  4. Data valid as on December 19, 2018. The percent of population covered depends upon the plans of our partners, which are not yet fully known, and which could influence the result; Population data is based on the 2016 census conducted by Statistics Canada
  5. PricewaterhouseCoopers LLP has provided limited assurance over indicators marked PWC. Please see PwC’s assurance statement
  6. Time Lost Accident Frequency Rate = number of time-lost accident cases ÷ number of worked hours × 200,000
  7. This includes cash donations, in kind donations, and management costs
  8. Multiyear funding commitment for metal health on track
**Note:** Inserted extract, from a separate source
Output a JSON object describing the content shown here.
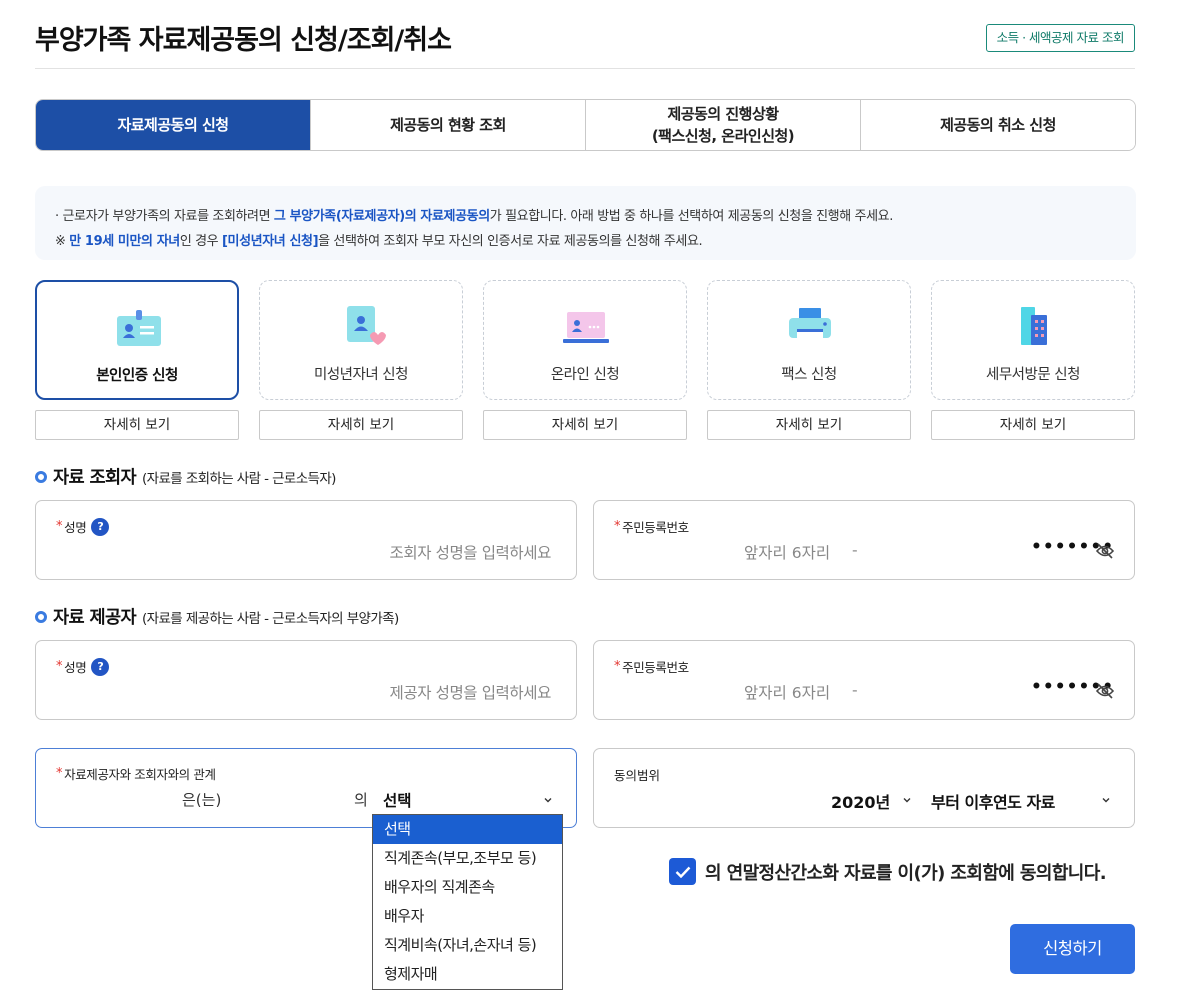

  9. Network usage includes residential and wholesale Internet, business Internet dedicated (BID), virtual private network (VPN), IPTV, Inter-Network Exchange (INX), prepaid and postpaid wireless services, wireless-to-the-home, Voice-over-LTE (VoLTE) traffic, IoT, and enterprise usage, both in Canada and on international roaming partners network. As methodology for gathering the network usage differs from one carrier to another, and because a company’s business model directly impacts the amount of GHG it generates and how those GHG are calculated and classified (as noted in Impact of the business model), the ratio itself cannot be used to directly compare carrier performance
  10. 2018 performance is based on energy consumption and network usage data from October 1, 2017 to September 30, 2018, while 2014 performance is based on energy consumption and network usage data from January 1 to December 31, 2014
  11. New indicator.